- Brief -
Would you filter these records and copy every line that has the word "hàng"?

[Input data — start]

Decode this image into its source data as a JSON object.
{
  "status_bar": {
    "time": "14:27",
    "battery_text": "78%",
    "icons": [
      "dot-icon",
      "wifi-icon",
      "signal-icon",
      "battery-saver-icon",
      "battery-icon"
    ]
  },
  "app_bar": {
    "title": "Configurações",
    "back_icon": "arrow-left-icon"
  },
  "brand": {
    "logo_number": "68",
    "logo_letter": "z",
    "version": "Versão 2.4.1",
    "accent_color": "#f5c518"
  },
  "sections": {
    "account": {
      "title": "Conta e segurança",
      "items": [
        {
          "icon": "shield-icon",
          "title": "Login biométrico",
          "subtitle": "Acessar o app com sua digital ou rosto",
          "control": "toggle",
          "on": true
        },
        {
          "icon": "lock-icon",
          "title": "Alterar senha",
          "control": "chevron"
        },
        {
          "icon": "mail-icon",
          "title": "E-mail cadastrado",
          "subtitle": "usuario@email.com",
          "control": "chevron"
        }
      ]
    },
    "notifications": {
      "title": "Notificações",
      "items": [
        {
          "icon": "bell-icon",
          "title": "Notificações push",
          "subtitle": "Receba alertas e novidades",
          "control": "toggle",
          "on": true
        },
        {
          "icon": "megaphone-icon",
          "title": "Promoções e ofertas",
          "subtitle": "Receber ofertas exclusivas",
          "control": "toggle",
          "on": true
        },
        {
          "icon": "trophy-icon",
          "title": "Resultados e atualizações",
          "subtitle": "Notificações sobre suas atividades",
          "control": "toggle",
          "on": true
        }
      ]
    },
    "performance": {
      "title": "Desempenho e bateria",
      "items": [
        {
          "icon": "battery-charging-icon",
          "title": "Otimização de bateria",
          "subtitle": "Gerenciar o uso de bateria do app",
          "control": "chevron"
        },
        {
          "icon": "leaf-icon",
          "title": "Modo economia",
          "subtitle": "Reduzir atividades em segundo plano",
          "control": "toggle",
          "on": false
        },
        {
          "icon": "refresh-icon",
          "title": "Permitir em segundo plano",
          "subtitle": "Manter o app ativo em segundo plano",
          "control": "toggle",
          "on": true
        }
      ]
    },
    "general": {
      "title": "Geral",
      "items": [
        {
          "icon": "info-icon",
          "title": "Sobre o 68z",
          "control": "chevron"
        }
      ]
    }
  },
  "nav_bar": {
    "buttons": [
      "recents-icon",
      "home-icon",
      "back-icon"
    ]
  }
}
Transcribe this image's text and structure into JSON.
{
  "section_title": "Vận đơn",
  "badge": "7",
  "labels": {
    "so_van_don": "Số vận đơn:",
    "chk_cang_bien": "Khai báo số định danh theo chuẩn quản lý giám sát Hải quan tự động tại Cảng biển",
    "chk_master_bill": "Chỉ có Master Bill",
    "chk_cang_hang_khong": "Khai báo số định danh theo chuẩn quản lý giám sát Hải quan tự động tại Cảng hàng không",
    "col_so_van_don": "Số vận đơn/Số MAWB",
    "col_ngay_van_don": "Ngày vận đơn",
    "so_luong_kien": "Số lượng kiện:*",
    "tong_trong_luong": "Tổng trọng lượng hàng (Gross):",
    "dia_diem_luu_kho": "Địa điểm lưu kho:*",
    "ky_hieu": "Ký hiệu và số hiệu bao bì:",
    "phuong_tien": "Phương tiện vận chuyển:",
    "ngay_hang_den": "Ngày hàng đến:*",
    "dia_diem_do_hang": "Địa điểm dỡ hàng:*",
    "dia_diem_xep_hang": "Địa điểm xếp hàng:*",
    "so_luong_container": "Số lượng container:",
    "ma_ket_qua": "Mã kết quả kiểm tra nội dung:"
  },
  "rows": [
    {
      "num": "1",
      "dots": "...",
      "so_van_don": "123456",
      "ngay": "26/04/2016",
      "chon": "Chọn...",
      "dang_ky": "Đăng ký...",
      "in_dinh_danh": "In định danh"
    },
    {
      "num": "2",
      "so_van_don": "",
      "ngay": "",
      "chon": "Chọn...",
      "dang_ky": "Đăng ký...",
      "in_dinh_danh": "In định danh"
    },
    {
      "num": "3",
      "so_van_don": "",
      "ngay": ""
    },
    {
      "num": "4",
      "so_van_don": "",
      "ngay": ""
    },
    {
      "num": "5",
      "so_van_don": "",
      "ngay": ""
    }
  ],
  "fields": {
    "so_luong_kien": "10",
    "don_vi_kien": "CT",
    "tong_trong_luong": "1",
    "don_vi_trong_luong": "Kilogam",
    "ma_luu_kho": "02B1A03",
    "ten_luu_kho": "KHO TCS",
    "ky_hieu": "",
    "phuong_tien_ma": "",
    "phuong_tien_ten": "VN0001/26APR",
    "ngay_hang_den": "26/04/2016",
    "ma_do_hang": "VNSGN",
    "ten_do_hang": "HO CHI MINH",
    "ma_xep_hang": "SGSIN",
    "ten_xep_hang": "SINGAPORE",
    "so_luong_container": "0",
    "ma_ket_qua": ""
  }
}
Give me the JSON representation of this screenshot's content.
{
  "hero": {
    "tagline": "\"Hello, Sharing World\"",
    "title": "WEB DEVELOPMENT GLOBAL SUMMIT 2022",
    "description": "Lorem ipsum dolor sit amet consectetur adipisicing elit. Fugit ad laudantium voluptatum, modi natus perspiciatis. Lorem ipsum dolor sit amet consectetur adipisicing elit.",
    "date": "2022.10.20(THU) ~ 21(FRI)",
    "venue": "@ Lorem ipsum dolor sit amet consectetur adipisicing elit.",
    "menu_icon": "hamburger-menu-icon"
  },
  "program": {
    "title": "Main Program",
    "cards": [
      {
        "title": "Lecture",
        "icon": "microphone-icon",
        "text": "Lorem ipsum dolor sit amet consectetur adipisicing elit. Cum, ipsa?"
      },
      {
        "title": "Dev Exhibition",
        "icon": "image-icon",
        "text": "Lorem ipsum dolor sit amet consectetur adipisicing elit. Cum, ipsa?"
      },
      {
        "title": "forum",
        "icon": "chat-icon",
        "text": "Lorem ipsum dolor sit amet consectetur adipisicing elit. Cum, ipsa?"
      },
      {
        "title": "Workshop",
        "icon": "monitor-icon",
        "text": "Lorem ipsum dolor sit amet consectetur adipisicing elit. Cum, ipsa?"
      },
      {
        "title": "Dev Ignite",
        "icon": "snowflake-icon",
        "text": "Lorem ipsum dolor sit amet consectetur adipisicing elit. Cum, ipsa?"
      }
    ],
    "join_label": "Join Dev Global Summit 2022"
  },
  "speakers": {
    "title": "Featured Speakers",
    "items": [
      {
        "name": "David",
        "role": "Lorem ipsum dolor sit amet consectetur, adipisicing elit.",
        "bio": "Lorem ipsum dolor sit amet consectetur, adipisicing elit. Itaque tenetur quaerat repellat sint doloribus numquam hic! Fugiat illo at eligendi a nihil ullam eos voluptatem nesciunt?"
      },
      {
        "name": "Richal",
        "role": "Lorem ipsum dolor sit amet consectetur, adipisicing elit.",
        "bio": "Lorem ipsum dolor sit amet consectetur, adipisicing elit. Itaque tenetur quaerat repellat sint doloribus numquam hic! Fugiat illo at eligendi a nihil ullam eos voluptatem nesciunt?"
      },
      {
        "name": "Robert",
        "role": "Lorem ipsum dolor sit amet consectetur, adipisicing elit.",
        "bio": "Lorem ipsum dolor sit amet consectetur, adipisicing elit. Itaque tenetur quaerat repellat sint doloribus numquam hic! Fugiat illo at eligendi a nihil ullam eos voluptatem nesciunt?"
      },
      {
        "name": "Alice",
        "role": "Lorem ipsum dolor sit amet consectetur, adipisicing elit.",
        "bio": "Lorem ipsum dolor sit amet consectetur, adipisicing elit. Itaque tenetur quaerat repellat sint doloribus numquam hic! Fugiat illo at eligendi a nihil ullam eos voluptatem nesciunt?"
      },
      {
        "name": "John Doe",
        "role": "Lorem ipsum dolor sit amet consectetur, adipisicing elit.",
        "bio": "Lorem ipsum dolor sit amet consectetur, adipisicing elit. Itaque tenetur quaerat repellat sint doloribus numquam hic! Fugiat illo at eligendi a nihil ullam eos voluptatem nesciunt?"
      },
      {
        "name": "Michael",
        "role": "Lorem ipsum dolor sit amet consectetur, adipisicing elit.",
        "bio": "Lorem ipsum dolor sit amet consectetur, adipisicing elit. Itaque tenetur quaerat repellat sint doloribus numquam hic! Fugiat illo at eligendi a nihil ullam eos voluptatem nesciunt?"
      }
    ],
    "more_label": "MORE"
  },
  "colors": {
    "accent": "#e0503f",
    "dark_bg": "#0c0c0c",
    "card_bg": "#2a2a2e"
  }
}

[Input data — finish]

- Written solution -
    "chk_cang_hang_khong": "Khai báo số định danh theo chuẩn quản lý giám sát Hải quan tự động tại Cảng hàng không",
    "tong_trong_luong": "Tổng trọng lượng hàng (Gross):",
    "ngay_hang_den": "Ngày hàng đến:*",
    "dia_diem_do_hang": "Địa điểm dỡ hàng:*",
    "dia_diem_xep_hang": "Địa điểm xếp hàng:*",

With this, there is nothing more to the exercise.